[[ Records for the exercise open ]]

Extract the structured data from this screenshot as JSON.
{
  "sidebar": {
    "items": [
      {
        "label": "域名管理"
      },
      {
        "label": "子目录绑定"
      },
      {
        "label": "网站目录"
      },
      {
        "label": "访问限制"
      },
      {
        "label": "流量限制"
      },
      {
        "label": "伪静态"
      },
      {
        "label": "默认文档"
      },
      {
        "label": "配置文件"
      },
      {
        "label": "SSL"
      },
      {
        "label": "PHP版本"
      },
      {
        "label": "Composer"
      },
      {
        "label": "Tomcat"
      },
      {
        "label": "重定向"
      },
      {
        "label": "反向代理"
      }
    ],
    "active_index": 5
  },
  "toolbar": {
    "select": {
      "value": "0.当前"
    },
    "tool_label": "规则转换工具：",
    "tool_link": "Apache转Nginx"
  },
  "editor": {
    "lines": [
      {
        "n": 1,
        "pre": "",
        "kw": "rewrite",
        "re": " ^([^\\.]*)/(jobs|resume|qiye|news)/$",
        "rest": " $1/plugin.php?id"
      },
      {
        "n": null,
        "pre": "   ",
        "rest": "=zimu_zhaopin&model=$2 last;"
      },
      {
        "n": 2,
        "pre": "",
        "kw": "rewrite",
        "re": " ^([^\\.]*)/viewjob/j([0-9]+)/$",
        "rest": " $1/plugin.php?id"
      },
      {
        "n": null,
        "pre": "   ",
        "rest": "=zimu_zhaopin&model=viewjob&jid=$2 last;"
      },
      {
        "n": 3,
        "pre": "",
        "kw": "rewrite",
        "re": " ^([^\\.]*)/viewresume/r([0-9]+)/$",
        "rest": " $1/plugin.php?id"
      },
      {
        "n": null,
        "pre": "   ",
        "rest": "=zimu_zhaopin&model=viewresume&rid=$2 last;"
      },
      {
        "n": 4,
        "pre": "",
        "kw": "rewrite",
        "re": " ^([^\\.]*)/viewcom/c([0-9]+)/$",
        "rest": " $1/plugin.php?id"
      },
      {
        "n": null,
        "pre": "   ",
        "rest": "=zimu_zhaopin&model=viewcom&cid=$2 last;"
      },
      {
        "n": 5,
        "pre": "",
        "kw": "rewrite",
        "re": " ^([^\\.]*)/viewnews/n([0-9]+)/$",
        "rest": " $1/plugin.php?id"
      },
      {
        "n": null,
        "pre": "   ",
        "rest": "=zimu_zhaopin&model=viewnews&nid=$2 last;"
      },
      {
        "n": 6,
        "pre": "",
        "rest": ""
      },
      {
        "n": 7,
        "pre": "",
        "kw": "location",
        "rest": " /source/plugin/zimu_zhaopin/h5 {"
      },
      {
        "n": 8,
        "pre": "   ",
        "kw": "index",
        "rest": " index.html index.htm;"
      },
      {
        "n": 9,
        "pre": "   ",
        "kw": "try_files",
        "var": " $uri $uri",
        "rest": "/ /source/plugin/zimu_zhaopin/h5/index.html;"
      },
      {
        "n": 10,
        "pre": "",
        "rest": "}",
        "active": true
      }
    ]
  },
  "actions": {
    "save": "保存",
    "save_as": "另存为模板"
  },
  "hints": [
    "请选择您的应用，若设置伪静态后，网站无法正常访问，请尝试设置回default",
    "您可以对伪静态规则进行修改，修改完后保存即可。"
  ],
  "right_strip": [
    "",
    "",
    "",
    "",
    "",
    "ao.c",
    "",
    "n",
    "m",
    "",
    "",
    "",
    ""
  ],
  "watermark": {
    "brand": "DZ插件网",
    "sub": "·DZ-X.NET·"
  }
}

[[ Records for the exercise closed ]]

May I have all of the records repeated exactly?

Extract the structured data from this screenshot as JSON.
{
  "sidebar": {
    "items": [
      {
        "label": "域名管理"
      },
      {
        "label": "子目录绑定"
      },
      {
        "label": "网站目录"
      },
      {
        "label": "访问限制"
      },
      {
        "label": "流量限制"
      },
      {
        "label": "伪静态"
      },
      {
        "label": "默认文档"
      },
      {
        "label": "配置文件"
      },
      {
        "label": "SSL"
      },
      {
        "label": "PHP版本"
      },
      {
        "label": "Composer"
      },
      {
        "label": "Tomcat"
      },
      {
        "label": "重定向"
      },
      {
        "label": "反向代理"
      }
    ],
    "active_index": 5
  },
  "toolbar": {
    "select": {
      "value": "0.当前"
    },
    "tool_label": "规则转换工具：",
    "tool_link": "Apache转Nginx"
  },
  "editor": {
    "lines": [
      {
        "n": 1,
        "pre": "",
        "kw": "rewrite",
        "re": " ^([^\\.]*)/(jobs|resume|qiye|news)/$",
        "rest": " $1/plugin.php?id"
      },
      {
        "n": null,
        "pre": "   ",
        "rest": "=zimu_zhaopin&model=$2 last;"
      },
      {
        "n": 2,
        "pre": "",
        "kw": "rewrite",
        "re": " ^([^\\.]*)/viewjob/j([0-9]+)/$",
        "rest": " $1/plugin.php?id"
      },
      {
        "n": null,
        "pre": "   ",
        "rest": "=zimu_zhaopin&model=viewjob&jid=$2 last;"
      },
      {
        "n": 3,
        "pre": "",
        "kw": "rewrite",
        "re": " ^([^\\.]*)/viewresume/r([0-9]+)/$",
        "rest": " $1/plugin.php?id"
      },
      {
        "n": null,
        "pre": "   ",
        "rest": "=zimu_zhaopin&model=viewresume&rid=$2 last;"
      },
      {
        "n": 4,
        "pre": "",
        "kw": "rewrite",
        "re": " ^([^\\.]*)/viewcom/c([0-9]+)/$",
        "rest": " $1/plugin.php?id"
      },
      {
        "n": null,
        "pre": "   ",
        "rest": "=zimu_zhaopin&model=viewcom&cid=$2 last;"
      },
      {
        "n": 5,
        "pre": "",
        "kw": "rewrite",
        "re": " ^([^\\.]*)/viewnews/n([0-9]+)/$",
        "rest": " $1/plugin.php?id"
      },
      {
        "n": null,
        "pre": "   ",
        "rest": "=zimu_zhaopin&model=viewnews&nid=$2 last;"
      },
      {
        "n": 6,
        "pre": "",
        "rest": ""
      },
      {
        "n": 7,
        "pre": "",
        "kw": "location",
        "rest": " /source/plugin/zimu_zhaopin/h5 {"
      },
      {
        "n": 8,
        "pre": "   ",
        "kw": "index",
        "rest": " index.html index.htm;"
      },
      {
        "n": 9,
        "pre": "   ",
        "kw": "try_files",
        "var": " $uri $uri",
        "rest": "/ /source/plugin/zimu_zhaopin/h5/index.html;"
      },
      {
        "n": 10,
        "pre": "",
        "rest": "}",
        "active": true
      }
    ]
  },
  "actions": {
    "save": "保存",
    "save_as": "另存为模板"
  },
  "hints": [
    "请选择您的应用，若设置伪静态后，网站无法正常访问，请尝试设置回default",
    "您可以对伪静态规则进行修改，修改完后保存即可。"
  ],
  "right_strip": [
    "",
    "",
    "",
    "",
    "",
    "ao.c",
    "",
    "n",
    "m",
    "",
    "",
    "",
    ""
  ],
  "watermark": {
    "brand": "DZ插件网",
    "sub": "·DZ-X.NET·"
  }
}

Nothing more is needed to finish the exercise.